**Source data**

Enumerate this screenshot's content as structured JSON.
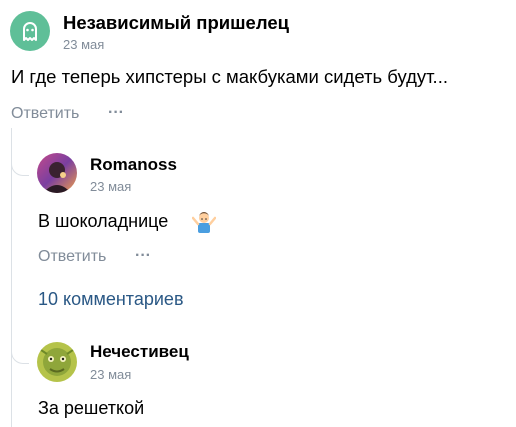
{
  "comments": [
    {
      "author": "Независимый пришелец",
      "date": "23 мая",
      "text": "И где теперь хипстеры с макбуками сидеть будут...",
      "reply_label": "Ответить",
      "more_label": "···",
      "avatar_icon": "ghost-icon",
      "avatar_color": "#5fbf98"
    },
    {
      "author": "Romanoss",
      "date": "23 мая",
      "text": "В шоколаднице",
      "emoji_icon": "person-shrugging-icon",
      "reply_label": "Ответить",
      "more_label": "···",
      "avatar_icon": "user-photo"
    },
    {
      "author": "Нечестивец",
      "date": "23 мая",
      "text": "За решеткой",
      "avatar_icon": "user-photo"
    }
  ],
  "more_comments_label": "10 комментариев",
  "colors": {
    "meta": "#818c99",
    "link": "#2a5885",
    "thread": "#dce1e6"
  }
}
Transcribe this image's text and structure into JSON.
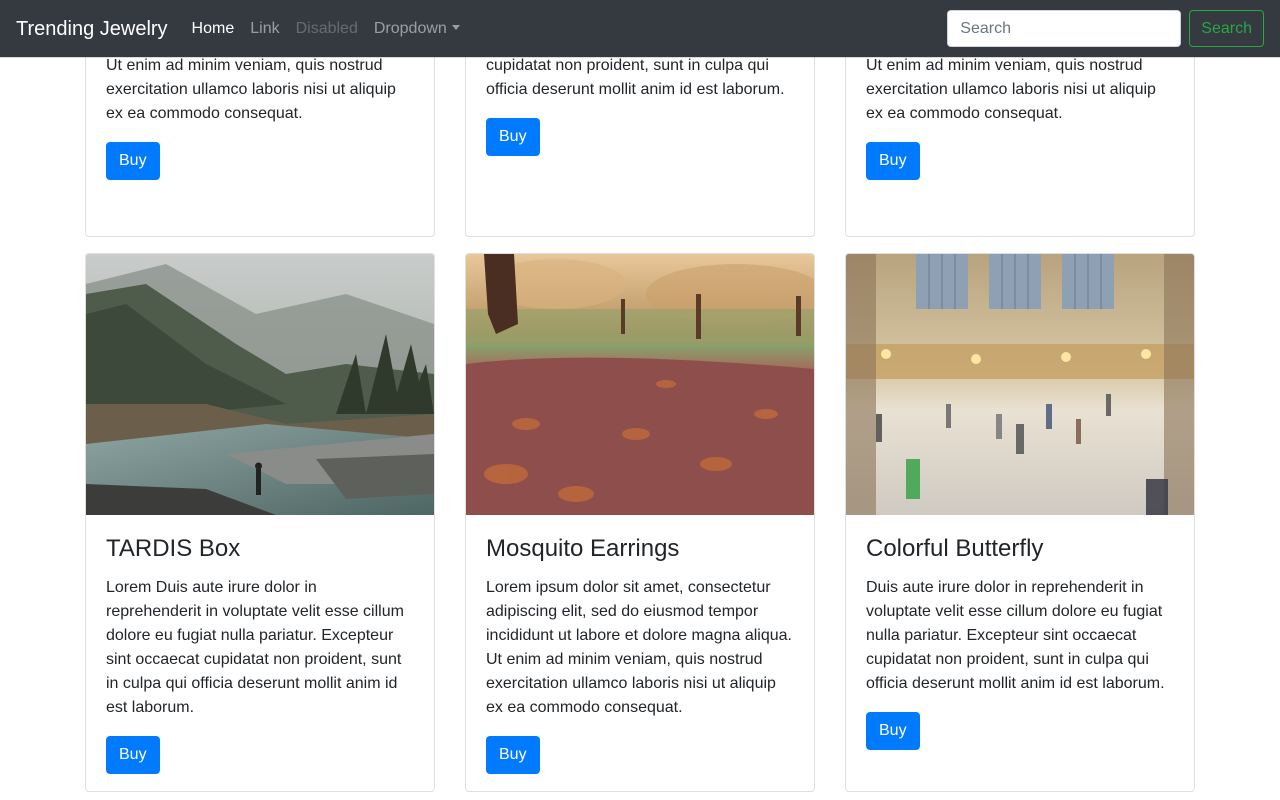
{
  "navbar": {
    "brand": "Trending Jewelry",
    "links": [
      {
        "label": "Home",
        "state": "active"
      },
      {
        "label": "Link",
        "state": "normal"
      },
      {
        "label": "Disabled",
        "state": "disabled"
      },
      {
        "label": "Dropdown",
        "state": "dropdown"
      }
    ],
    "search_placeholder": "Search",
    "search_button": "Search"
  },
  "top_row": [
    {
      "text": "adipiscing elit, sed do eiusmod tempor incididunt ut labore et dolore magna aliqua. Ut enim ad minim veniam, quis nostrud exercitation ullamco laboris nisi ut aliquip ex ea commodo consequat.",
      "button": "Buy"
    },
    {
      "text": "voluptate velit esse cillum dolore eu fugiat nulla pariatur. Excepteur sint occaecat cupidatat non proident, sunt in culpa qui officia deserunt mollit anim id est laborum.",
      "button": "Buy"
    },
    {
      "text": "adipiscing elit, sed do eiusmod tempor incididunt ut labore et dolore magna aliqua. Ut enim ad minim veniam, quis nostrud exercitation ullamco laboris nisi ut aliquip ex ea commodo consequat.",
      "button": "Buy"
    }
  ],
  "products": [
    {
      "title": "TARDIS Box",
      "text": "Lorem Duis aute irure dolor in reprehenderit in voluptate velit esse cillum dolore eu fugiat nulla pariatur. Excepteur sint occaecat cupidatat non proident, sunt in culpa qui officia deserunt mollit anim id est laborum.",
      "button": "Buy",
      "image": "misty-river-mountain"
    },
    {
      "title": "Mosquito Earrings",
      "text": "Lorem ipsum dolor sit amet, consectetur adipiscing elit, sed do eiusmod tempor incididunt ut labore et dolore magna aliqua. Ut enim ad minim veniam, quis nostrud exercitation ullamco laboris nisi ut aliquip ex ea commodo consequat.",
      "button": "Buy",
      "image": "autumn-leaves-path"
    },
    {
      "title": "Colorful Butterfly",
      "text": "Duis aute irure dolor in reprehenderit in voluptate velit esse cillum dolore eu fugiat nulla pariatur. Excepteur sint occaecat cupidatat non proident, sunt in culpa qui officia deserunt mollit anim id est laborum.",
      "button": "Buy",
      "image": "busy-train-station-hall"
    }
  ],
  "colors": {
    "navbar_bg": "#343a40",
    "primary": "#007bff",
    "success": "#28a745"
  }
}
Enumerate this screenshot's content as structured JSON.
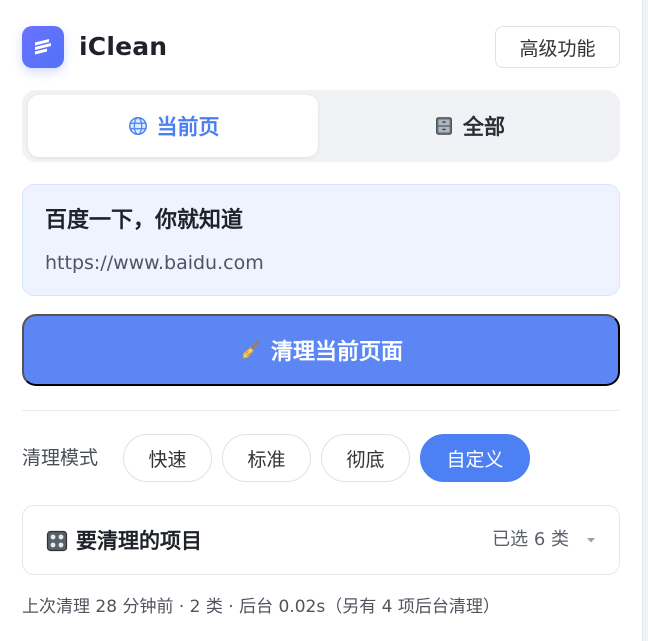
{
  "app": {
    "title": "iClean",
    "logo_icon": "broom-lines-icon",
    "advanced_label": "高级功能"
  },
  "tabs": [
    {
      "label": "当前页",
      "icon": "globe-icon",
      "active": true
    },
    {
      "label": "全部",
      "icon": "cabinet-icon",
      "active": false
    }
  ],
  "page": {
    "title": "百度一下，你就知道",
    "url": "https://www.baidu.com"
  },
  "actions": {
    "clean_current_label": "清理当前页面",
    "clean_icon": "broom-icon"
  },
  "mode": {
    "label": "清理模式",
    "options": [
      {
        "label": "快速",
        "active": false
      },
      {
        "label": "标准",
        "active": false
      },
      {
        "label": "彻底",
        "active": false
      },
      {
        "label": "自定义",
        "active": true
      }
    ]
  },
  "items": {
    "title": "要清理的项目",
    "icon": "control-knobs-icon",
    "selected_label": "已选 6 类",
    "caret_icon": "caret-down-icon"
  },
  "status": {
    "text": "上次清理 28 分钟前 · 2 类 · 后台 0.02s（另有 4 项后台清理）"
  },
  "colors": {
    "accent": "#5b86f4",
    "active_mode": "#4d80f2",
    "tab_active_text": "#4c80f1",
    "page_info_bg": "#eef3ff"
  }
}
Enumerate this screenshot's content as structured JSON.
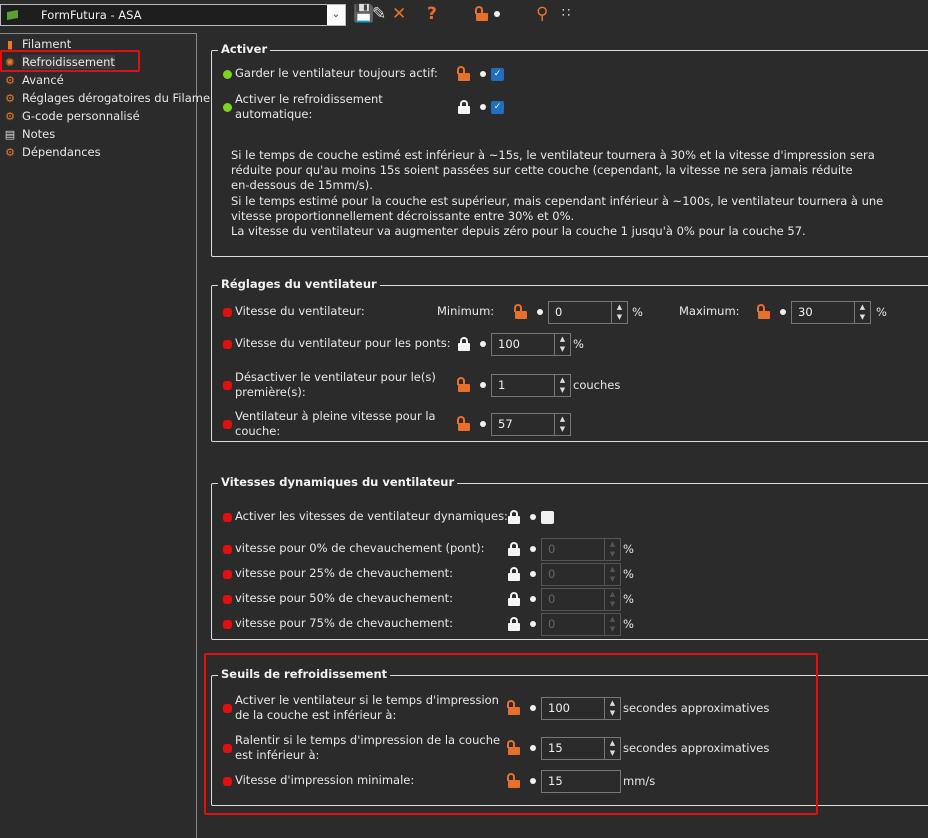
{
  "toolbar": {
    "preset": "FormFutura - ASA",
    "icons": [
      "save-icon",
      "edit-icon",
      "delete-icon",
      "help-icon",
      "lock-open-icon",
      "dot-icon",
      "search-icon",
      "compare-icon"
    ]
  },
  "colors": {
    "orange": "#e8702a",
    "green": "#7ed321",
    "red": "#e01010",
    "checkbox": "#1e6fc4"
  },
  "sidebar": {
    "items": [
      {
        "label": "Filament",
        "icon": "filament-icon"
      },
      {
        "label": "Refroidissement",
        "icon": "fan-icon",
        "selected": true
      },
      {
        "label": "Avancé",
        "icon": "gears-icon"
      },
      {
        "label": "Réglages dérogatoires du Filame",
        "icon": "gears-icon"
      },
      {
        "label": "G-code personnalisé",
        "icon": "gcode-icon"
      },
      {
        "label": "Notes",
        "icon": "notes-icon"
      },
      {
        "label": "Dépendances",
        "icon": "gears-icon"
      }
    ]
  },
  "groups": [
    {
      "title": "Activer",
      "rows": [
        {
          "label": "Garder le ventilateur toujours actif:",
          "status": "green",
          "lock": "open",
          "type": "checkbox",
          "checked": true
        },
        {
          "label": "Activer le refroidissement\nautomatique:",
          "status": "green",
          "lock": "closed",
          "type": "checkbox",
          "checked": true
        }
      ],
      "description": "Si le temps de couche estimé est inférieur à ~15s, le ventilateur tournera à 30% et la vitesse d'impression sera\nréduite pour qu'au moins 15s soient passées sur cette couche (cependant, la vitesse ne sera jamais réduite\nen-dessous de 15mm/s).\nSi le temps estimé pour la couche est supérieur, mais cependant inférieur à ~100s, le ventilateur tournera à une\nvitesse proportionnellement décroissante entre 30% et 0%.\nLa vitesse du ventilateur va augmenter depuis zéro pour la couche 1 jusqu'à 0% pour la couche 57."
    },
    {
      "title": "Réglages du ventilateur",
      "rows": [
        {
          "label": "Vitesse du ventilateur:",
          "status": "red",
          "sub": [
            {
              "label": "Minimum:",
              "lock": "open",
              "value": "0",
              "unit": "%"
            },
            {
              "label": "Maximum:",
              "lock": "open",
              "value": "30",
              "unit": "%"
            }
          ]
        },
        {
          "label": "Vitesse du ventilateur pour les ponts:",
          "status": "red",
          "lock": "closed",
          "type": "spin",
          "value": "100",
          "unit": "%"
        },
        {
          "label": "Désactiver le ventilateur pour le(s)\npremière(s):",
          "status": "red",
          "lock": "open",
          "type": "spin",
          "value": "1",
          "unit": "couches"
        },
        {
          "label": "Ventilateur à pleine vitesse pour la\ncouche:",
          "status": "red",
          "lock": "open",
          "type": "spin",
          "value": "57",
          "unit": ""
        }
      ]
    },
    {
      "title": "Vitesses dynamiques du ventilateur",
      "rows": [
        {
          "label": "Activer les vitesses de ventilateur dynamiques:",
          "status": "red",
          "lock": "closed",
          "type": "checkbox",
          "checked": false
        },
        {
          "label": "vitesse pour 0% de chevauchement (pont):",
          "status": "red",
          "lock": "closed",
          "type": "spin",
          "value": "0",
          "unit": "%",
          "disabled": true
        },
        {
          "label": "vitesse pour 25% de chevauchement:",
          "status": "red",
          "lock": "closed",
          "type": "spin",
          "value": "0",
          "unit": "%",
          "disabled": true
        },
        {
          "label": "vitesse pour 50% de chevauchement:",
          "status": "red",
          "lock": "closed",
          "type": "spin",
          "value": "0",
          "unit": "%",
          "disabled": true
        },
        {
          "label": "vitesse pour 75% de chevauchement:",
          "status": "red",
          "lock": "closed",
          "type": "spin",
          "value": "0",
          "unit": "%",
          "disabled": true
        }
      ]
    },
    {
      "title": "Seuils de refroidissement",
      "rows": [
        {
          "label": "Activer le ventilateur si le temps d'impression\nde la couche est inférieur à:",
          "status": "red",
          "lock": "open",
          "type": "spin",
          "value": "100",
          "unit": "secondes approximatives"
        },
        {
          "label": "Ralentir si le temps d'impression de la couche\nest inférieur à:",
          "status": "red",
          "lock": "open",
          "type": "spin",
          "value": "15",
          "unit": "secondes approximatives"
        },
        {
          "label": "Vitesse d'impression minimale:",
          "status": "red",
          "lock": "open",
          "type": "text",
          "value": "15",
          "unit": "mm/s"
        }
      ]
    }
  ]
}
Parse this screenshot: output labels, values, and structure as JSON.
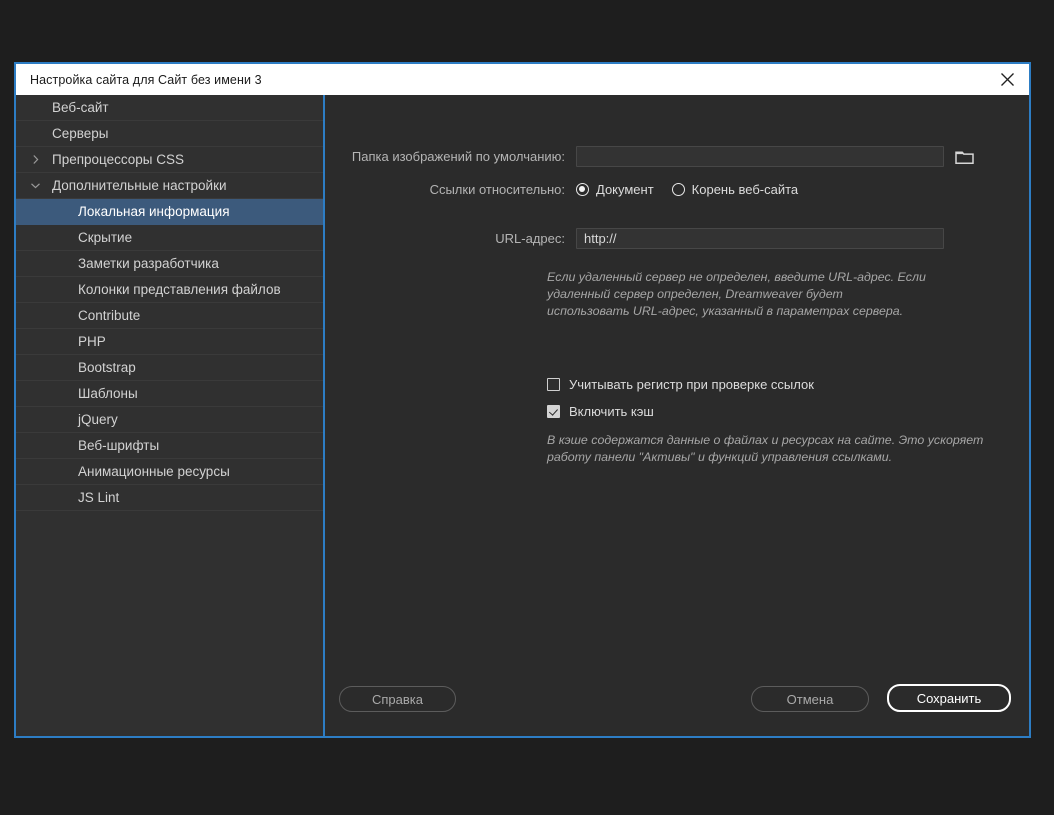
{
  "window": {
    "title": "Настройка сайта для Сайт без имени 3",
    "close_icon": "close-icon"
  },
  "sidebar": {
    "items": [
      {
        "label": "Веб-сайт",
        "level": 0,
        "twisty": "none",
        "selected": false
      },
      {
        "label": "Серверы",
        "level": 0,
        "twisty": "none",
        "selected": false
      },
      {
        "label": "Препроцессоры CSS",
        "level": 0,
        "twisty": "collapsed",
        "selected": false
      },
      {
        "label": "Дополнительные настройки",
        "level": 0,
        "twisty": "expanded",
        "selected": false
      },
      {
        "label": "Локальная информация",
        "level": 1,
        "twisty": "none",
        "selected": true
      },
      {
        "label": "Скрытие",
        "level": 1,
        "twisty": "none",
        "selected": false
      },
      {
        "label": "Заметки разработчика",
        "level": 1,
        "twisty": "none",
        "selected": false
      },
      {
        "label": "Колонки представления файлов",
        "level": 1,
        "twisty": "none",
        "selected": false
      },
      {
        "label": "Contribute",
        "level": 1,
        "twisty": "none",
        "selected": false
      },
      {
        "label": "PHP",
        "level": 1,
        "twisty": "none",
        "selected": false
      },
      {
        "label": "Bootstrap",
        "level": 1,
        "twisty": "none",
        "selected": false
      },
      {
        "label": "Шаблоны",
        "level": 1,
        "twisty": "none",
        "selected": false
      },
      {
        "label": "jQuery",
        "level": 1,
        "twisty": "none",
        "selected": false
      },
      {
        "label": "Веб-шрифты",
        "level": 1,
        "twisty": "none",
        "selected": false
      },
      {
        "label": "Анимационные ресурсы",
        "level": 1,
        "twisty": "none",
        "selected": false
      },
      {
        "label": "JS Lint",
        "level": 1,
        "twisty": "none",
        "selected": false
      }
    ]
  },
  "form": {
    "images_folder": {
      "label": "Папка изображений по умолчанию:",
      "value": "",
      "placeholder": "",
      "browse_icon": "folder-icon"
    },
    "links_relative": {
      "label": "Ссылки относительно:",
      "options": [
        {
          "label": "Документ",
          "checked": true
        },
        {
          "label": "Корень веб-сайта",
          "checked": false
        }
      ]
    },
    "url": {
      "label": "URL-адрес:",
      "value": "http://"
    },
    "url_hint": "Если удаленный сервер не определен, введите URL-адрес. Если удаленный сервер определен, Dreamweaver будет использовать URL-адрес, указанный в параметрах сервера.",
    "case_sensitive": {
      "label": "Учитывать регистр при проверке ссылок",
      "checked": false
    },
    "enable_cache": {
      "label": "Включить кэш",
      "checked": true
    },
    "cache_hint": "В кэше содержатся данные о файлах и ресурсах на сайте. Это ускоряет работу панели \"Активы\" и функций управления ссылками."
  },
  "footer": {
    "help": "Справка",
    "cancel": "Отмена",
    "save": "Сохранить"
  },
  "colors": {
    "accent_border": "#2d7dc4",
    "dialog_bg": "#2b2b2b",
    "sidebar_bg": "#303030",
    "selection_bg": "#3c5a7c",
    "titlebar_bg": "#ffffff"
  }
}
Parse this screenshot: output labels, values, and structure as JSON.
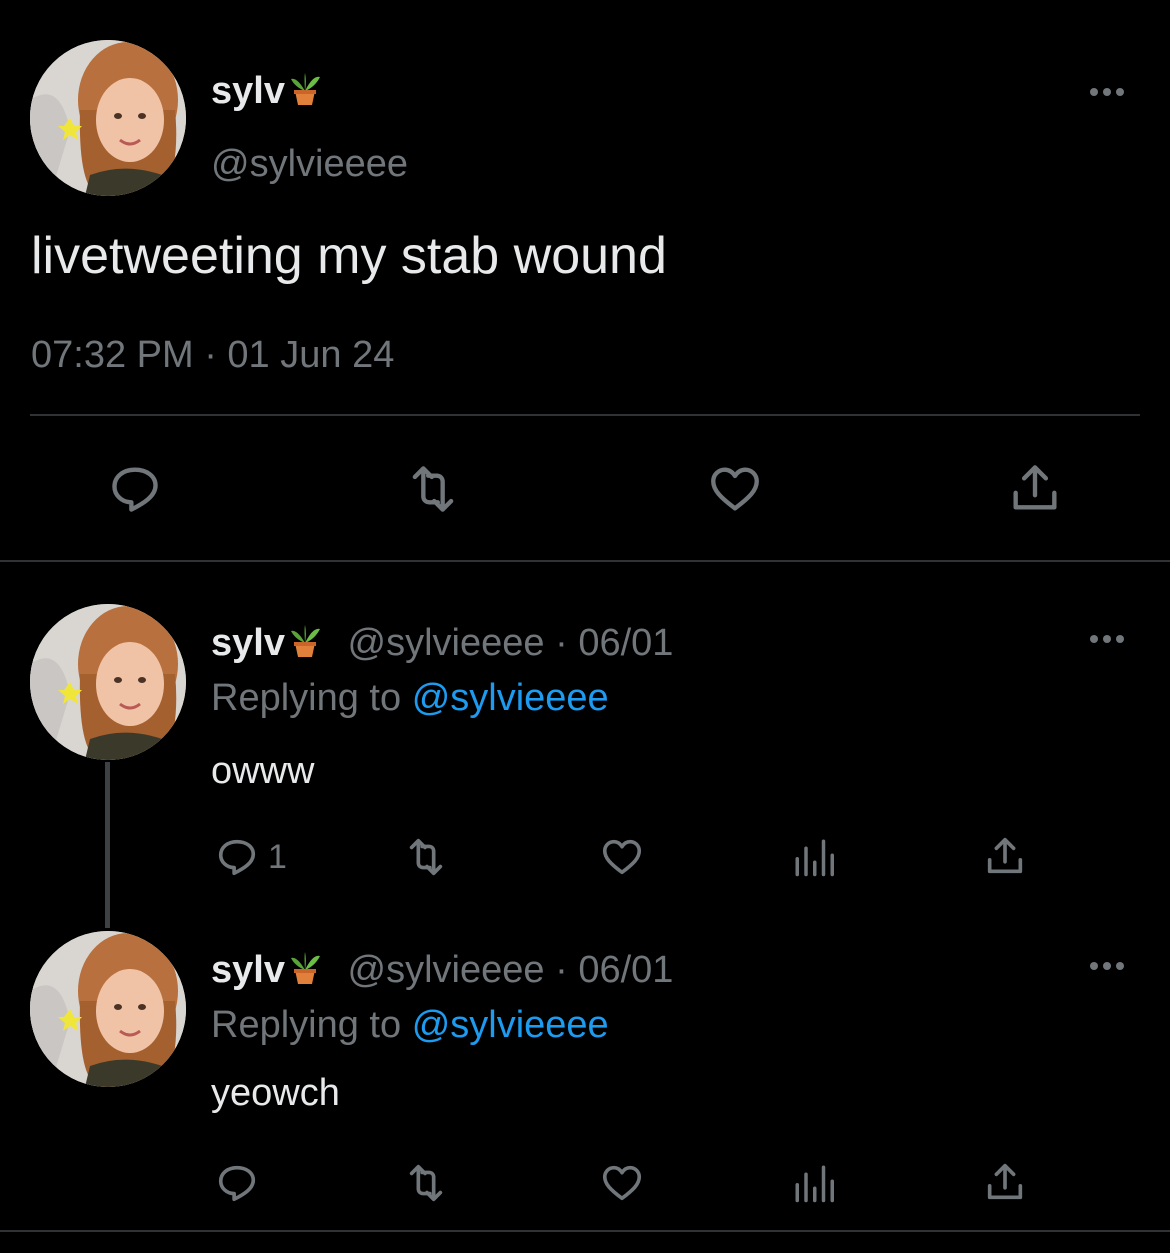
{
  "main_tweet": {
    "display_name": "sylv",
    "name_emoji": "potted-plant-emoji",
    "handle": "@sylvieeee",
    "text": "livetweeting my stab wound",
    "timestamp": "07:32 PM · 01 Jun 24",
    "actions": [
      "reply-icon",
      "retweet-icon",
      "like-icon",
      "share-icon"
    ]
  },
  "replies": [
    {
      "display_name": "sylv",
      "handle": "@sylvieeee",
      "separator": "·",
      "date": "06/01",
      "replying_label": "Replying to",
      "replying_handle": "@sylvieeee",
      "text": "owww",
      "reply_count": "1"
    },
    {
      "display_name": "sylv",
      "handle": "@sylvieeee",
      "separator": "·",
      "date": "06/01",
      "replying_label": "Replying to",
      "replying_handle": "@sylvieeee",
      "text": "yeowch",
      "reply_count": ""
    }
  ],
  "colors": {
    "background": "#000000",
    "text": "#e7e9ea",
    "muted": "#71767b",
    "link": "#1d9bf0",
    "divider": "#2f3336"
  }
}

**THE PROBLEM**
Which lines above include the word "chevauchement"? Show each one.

**RESULT OF THE EXERCISE**
          "label": "vitesse pour 0% de chevauchement (pont):",
          "label": "vitesse pour 25% de chevauchement:",
          "label": "vitesse pour 50% de chevauchement:",
          "label": "vitesse pour 75% de chevauchement:",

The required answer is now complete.